## WHAT NEEDS TO BE DONE
When duplicating the records beneath this instruction, omit every picture and keep all else exact.

MATERIAL SHOWN Block Start

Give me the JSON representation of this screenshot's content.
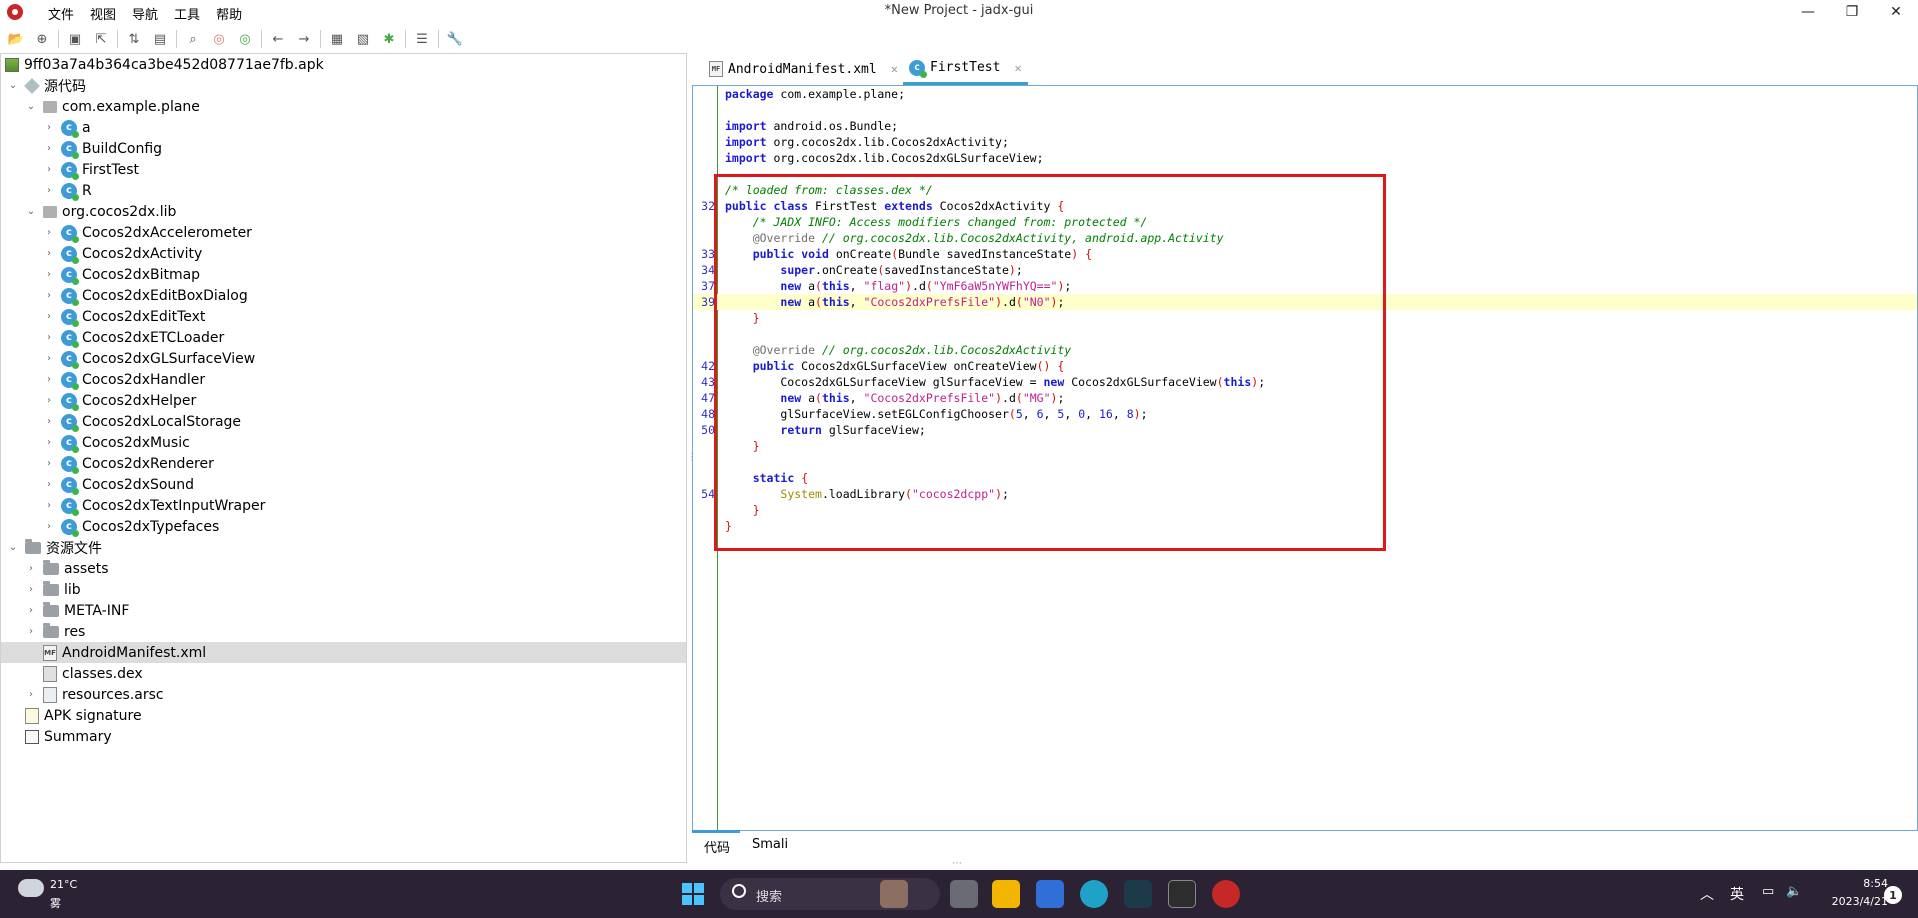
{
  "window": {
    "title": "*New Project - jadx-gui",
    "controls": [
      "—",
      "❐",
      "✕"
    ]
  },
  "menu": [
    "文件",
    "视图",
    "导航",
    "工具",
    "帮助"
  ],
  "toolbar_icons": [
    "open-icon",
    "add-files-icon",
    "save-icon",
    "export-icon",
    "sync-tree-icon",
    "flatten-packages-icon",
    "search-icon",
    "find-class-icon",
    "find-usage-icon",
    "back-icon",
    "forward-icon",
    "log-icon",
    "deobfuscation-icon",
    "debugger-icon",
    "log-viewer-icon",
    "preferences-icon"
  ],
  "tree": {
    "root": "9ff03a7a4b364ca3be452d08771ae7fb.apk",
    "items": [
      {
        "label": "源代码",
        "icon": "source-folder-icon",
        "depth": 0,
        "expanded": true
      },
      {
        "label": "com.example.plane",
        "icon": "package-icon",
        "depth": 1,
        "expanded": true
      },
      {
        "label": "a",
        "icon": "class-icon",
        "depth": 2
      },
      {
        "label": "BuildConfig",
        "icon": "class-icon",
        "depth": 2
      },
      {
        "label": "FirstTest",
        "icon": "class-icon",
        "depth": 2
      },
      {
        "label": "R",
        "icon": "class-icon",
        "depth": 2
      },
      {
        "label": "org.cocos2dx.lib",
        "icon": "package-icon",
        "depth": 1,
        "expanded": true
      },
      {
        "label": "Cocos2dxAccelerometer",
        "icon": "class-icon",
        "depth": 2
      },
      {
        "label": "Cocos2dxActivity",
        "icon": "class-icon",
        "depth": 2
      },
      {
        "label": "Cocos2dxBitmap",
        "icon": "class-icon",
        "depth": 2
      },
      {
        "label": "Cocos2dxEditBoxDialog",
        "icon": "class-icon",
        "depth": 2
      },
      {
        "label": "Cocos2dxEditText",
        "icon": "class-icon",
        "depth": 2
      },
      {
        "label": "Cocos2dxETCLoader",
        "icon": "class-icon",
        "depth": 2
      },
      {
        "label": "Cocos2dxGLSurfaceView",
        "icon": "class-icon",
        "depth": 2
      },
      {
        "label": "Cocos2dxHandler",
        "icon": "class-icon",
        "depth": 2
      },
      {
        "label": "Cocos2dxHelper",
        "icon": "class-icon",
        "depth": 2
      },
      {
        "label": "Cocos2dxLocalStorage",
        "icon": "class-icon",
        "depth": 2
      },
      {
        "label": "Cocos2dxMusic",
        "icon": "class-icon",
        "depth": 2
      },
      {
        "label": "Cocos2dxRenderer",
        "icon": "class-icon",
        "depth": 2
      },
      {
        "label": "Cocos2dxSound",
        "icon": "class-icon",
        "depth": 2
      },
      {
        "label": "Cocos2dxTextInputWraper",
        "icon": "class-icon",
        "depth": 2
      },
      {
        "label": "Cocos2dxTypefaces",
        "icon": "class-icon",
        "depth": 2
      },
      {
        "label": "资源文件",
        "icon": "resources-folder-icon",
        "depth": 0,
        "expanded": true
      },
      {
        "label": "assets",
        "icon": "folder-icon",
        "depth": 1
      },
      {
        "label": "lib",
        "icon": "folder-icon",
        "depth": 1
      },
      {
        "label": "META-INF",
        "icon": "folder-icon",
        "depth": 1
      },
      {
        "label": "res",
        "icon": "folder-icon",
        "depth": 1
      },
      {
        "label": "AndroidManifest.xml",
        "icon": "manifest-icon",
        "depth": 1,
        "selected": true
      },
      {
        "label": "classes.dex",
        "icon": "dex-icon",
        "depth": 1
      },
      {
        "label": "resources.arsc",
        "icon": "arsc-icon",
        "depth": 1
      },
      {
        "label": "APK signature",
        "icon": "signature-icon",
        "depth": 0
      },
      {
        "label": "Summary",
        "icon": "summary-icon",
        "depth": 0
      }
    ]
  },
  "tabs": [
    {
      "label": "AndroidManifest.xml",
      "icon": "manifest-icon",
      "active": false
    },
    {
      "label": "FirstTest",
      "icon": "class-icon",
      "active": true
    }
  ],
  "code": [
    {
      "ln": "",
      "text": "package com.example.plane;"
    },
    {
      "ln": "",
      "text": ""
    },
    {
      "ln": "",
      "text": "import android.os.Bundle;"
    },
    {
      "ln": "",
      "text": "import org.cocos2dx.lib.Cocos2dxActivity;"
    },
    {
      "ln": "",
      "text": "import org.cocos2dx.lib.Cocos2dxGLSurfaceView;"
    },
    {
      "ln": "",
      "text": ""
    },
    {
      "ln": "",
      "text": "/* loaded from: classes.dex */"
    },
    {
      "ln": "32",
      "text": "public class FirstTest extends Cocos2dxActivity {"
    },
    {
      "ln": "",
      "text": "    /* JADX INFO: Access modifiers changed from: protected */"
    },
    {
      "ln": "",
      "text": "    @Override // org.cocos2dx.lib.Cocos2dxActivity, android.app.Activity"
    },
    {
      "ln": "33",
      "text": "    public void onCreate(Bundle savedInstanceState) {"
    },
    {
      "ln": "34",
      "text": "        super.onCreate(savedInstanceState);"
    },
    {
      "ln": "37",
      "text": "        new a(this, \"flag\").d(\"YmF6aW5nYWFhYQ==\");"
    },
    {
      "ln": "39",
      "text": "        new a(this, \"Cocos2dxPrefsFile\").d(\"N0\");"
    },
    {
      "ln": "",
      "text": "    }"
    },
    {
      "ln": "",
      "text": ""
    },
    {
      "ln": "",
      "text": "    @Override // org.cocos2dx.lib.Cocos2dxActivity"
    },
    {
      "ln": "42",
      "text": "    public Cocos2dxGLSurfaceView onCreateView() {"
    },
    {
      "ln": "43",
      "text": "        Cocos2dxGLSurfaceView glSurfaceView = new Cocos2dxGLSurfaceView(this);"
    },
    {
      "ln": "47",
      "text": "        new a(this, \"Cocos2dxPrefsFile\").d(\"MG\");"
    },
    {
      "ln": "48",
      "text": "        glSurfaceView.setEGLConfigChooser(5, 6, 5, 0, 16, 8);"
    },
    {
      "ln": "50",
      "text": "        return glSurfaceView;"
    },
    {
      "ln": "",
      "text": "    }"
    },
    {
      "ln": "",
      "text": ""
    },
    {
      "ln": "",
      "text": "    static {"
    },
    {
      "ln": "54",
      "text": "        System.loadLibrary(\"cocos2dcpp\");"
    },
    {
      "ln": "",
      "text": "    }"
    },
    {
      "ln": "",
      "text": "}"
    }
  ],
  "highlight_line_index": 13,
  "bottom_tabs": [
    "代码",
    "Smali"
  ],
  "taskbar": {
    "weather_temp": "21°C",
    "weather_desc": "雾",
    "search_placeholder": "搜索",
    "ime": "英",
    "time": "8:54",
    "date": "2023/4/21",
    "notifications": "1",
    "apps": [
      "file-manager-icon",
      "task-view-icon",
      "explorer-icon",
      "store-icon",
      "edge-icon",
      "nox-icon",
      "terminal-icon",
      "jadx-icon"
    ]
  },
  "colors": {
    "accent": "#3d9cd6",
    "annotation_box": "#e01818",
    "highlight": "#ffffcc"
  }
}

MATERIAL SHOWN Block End

## YOUR RESPONSE
Give me the JSON representation of this screenshot's content.
{
  "window": {
    "title": "*New Project - jadx-gui",
    "controls": [
      "—",
      "❐",
      "✕"
    ]
  },
  "menu": [
    "文件",
    "视图",
    "导航",
    "工具",
    "帮助"
  ],
  "toolbar_icons": [
    "open-icon",
    "add-files-icon",
    "save-icon",
    "export-icon",
    "sync-tree-icon",
    "flatten-packages-icon",
    "search-icon",
    "find-class-icon",
    "find-usage-icon",
    "back-icon",
    "forward-icon",
    "log-icon",
    "deobfuscation-icon",
    "debugger-icon",
    "log-viewer-icon",
    "preferences-icon"
  ],
  "tree": {
    "root": "9ff03a7a4b364ca3be452d08771ae7fb.apk",
    "items": [
      {
        "label": "源代码",
        "icon": "source-folder-icon",
        "depth": 0,
        "expanded": true
      },
      {
        "label": "com.example.plane",
        "icon": "package-icon",
        "depth": 1,
        "expanded": true
      },
      {
        "label": "a",
        "icon": "class-icon",
        "depth": 2
      },
      {
        "label": "BuildConfig",
        "icon": "class-icon",
        "depth": 2
      },
      {
        "label": "FirstTest",
        "icon": "class-icon",
        "depth": 2
      },
      {
        "label": "R",
        "icon": "class-icon",
        "depth": 2
      },
      {
        "label": "org.cocos2dx.lib",
        "icon": "package-icon",
        "depth": 1,
        "expanded": true
      },
      {
        "label": "Cocos2dxAccelerometer",
        "icon": "class-icon",
        "depth": 2
      },
      {
        "label": "Cocos2dxActivity",
        "icon": "class-icon",
        "depth": 2
      },
      {
        "label": "Cocos2dxBitmap",
        "icon": "class-icon",
        "depth": 2
      },
      {
        "label": "Cocos2dxEditBoxDialog",
        "icon": "class-icon",
        "depth": 2
      },
      {
        "label": "Cocos2dxEditText",
        "icon": "class-icon",
        "depth": 2
      },
      {
        "label": "Cocos2dxETCLoader",
        "icon": "class-icon",
        "depth": 2
      },
      {
        "label": "Cocos2dxGLSurfaceView",
        "icon": "class-icon",
        "depth": 2
      },
      {
        "label": "Cocos2dxHandler",
        "icon": "class-icon",
        "depth": 2
      },
      {
        "label": "Cocos2dxHelper",
        "icon": "class-icon",
        "depth": 2
      },
      {
        "label": "Cocos2dxLocalStorage",
        "icon": "class-icon",
        "depth": 2
      },
      {
        "label": "Cocos2dxMusic",
        "icon": "class-icon",
        "depth": 2
      },
      {
        "label": "Cocos2dxRenderer",
        "icon": "class-icon",
        "depth": 2
      },
      {
        "label": "Cocos2dxSound",
        "icon": "class-icon",
        "depth": 2
      },
      {
        "label": "Cocos2dxTextInputWraper",
        "icon": "class-icon",
        "depth": 2
      },
      {
        "label": "Cocos2dxTypefaces",
        "icon": "class-icon",
        "depth": 2
      },
      {
        "label": "资源文件",
        "icon": "resources-folder-icon",
        "depth": 0,
        "expanded": true
      },
      {
        "label": "assets",
        "icon": "folder-icon",
        "depth": 1
      },
      {
        "label": "lib",
        "icon": "folder-icon",
        "depth": 1
      },
      {
        "label": "META-INF",
        "icon": "folder-icon",
        "depth": 1
      },
      {
        "label": "res",
        "icon": "folder-icon",
        "depth": 1
      },
      {
        "label": "AndroidManifest.xml",
        "icon": "manifest-icon",
        "depth": 1,
        "selected": true
      },
      {
        "label": "classes.dex",
        "icon": "dex-icon",
        "depth": 1
      },
      {
        "label": "resources.arsc",
        "icon": "arsc-icon",
        "depth": 1
      },
      {
        "label": "APK signature",
        "icon": "signature-icon",
        "depth": 0
      },
      {
        "label": "Summary",
        "icon": "summary-icon",
        "depth": 0
      }
    ]
  },
  "tabs": [
    {
      "label": "AndroidManifest.xml",
      "icon": "manifest-icon",
      "active": false
    },
    {
      "label": "FirstTest",
      "icon": "class-icon",
      "active": true
    }
  ],
  "code": [
    {
      "ln": "",
      "text": "package com.example.plane;"
    },
    {
      "ln": "",
      "text": ""
    },
    {
      "ln": "",
      "text": "import android.os.Bundle;"
    },
    {
      "ln": "",
      "text": "import org.cocos2dx.lib.Cocos2dxActivity;"
    },
    {
      "ln": "",
      "text": "import org.cocos2dx.lib.Cocos2dxGLSurfaceView;"
    },
    {
      "ln": "",
      "text": ""
    },
    {
      "ln": "",
      "text": "/* loaded from: classes.dex */"
    },
    {
      "ln": "32",
      "text": "public class FirstTest extends Cocos2dxActivity {"
    },
    {
      "ln": "",
      "text": "    /* JADX INFO: Access modifiers changed from: protected */"
    },
    {
      "ln": "",
      "text": "    @Override // org.cocos2dx.lib.Cocos2dxActivity, android.app.Activity"
    },
    {
      "ln": "33",
      "text": "    public void onCreate(Bundle savedInstanceState) {"
    },
    {
      "ln": "34",
      "text": "        super.onCreate(savedInstanceState);"
    },
    {
      "ln": "37",
      "text": "        new a(this, \"flag\").d(\"YmF6aW5nYWFhYQ==\");"
    },
    {
      "ln": "39",
      "text": "        new a(this, \"Cocos2dxPrefsFile\").d(\"N0\");"
    },
    {
      "ln": "",
      "text": "    }"
    },
    {
      "ln": "",
      "text": ""
    },
    {
      "ln": "",
      "text": "    @Override // org.cocos2dx.lib.Cocos2dxActivity"
    },
    {
      "ln": "42",
      "text": "    public Cocos2dxGLSurfaceView onCreateView() {"
    },
    {
      "ln": "43",
      "text": "        Cocos2dxGLSurfaceView glSurfaceView = new Cocos2dxGLSurfaceView(this);"
    },
    {
      "ln": "47",
      "text": "        new a(this, \"Cocos2dxPrefsFile\").d(\"MG\");"
    },
    {
      "ln": "48",
      "text": "        glSurfaceView.setEGLConfigChooser(5, 6, 5, 0, 16, 8);"
    },
    {
      "ln": "50",
      "text": "        return glSurfaceView;"
    },
    {
      "ln": "",
      "text": "    }"
    },
    {
      "ln": "",
      "text": ""
    },
    {
      "ln": "",
      "text": "    static {"
    },
    {
      "ln": "54",
      "text": "        System.loadLibrary(\"cocos2dcpp\");"
    },
    {
      "ln": "",
      "text": "    }"
    },
    {
      "ln": "",
      "text": "}"
    }
  ],
  "highlight_line_index": 13,
  "bottom_tabs": [
    "代码",
    "Smali"
  ],
  "taskbar": {
    "weather_temp": "21°C",
    "weather_desc": "雾",
    "search_placeholder": "搜索",
    "ime": "英",
    "time": "8:54",
    "date": "2023/4/21",
    "notifications": "1",
    "apps": [
      "file-manager-icon",
      "task-view-icon",
      "explorer-icon",
      "store-icon",
      "edge-icon",
      "nox-icon",
      "terminal-icon",
      "jadx-icon"
    ]
  },
  "colors": {
    "accent": "#3d9cd6",
    "annotation_box": "#e01818",
    "highlight": "#ffffcc"
  }
}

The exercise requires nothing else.